Geometry in Nature


Confinement of lipid membranes


Relevant publications

  • Toroidal membrane vesicles in spherical confinement
    Lila Bouzar, Ferhat Menas, Martin Michael Müller

    We investigate the morphology of a toroidal fluid membrane vesicle confined inside a spherical container. The equilibrium shapes are assembled in a geometrical phase diagram as a function of scaled area and reduced volume of the membrane. For small area the vesicle can adopt its free form. When increasing the area, the membrane cannot avoid contact and touches the confining sphere along a circular contact line, which extends to a zone of contact for higher area. The elastic energies of the equilibrium shapes are compared to those of their confined counterparts of spherical topology to predict under which conditions a topology change is favored energetically.

    Phys. Rev. E, 92: 032721, 2015. See also arXiv:1509.00765.


  • Fluid membrane vesicles in confinement
    Osman Kahraman, Norbert Stoop, Martin Michael Müller

    We numerically study the morphology of fluid membrane vesicles with prescribed volume and surface area in confinement. For spherical confinement we observe axisymmetric invaginations that transform into ellipsoidal invaginations a the area of the vesicle is increased, followed by a transition into stomatocyte-like shapes. We provide a detailed analysis of the axisymmetric shapes and investigate the effect of the spontaneous curvature of the membrane as a possible mechanism for shape regulation. We show that the observed morphologies are stable under small geometric deformations of the confinement. The results could help to understand the role of mechanics in the complex folding patterns of biological membranes.

    New J. Phys., 14: 095021, 2012.


  • Morphogenesis of membrane invaginations in spherical confinement
    Osman Kahraman, Norbert Stoop, Martin Michael Müller

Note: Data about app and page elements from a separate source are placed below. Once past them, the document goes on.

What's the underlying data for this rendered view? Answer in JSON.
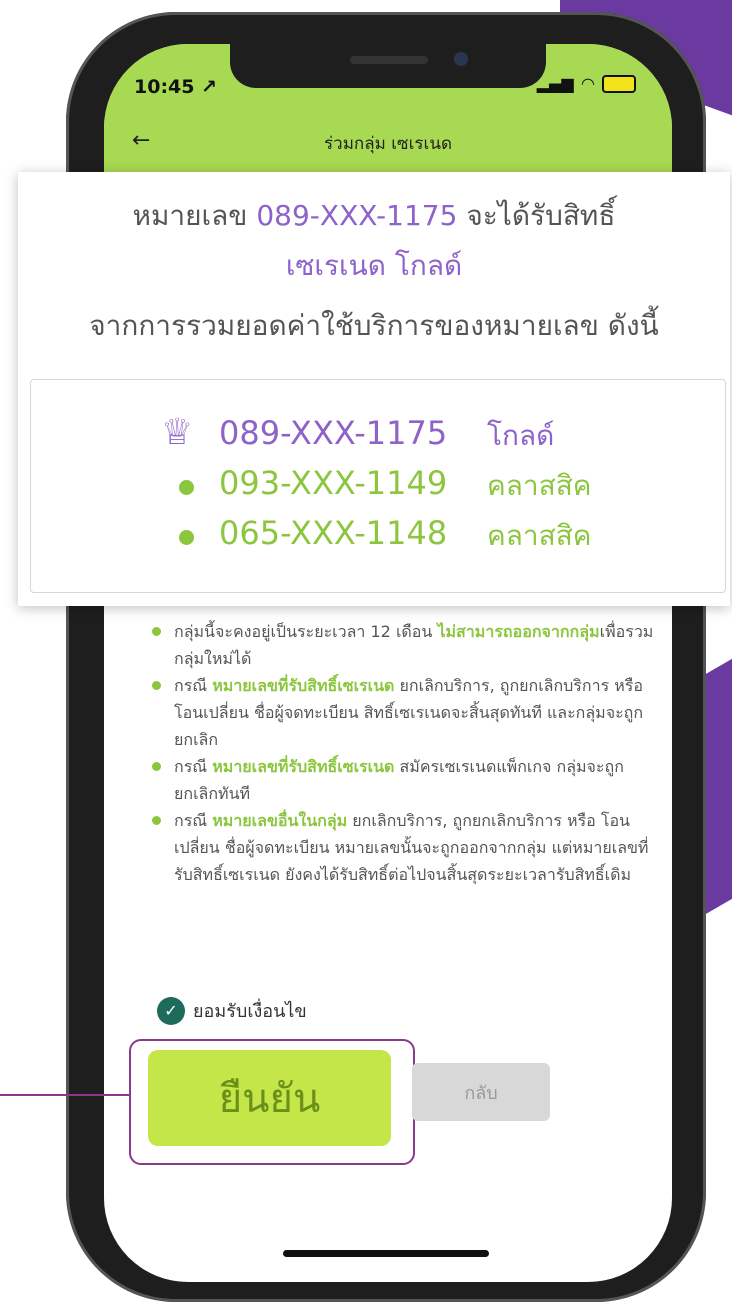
{
  "status_bar": {
    "time": "10:45",
    "location_arrow": "↗"
  },
  "header": {
    "title": "ร่วมกลุ่ม เซเรเนด"
  },
  "summary": {
    "prefix": "หมายเลข",
    "number": "089-XXX-1175",
    "suffix": "จะได้รับสิทธิ์",
    "tier": "เซเรเนด โกลด์",
    "description": "จากการรวมยอดค่าใช้บริการของหมายเลข ดังนี้"
  },
  "members": [
    {
      "icon": "crown-icon",
      "number": "089-XXX-1175",
      "plan": "โกลด์"
    },
    {
      "icon": "dot-icon",
      "number": "093-XXX-1149",
      "plan": "คลาสสิค"
    },
    {
      "icon": "dot-icon",
      "number": "065-XXX-1148",
      "plan": "คลาสสิค"
    }
  ],
  "rules": [
    {
      "a": "กลุ่มนี้จะคงอยู่เป็นระยะเวลา 12 เดือน ",
      "hl": "ไม่สามารถออกจากกลุ่ม",
      "b": "เพื่อรวมกลุ่มใหม่ได้"
    },
    {
      "a": "กรณี ",
      "hl": "หมายเลขที่รับสิทธิ์เซเรเนด",
      "b": " ยกเลิกบริการ, ถูกยกเลิกบริการ หรือ โอนเปลี่ยน ชื่อผู้จดทะเบียน สิทธิ์เซเรเนดจะสิ้นสุดทันที และกลุ่มจะถูกยกเลิก"
    },
    {
      "a": "กรณี ",
      "hl": "หมายเลขที่รับสิทธิ์เซเรเนด",
      "b": " สมัครเซเรเนดแพ็กเกจ กลุ่มจะถูกยกเลิกทันที"
    },
    {
      "a": "กรณี ",
      "hl": "หมายเลขอื่นในกลุ่ม",
      "b": " ยกเลิกบริการ, ถูกยกเลิกบริการ หรือ โอนเปลี่ยน ชื่อผู้จดทะเบียน หมายเลขนั้นจะถูกออกจากกลุ่ม แต่หมายเลขที่รับสิทธิ์เซเรเนด ยังคงได้รับสิทธิ์ต่อไปจนสิ้นสุดระยะเวลารับสิทธิ์เดิม"
    }
  ],
  "accept_label": "ยอมรับเงื่อนไข",
  "buttons": {
    "confirm": "ยืนยัน",
    "back": "กลับ"
  },
  "colors": {
    "header_green": "#a8d952",
    "accent_green": "#8cc63f",
    "purple": "#8d62c9",
    "highlight_border": "#8a3a8e"
  }
}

    We study the morphology of a fluid membrane in spherical confinement. When the area of the membrane is slightly larger than the area of the outer container, a single axisymmetric invagination is observed. For higher area, self-contact occurs: the invagination breaks symmetry and deforms into an ellipsoid-like shape connected to its outer part via a small slit. For even higher areas, a second invagination forms inside the original invagination. The folding patterns observed could constitute basic building blocks in the morphogenesis of biological tissues and organelles.

    Europhys. Lett., 97(6): 68008, 2012. See also arXiv:1201.2518.







     © Martin Michael Müller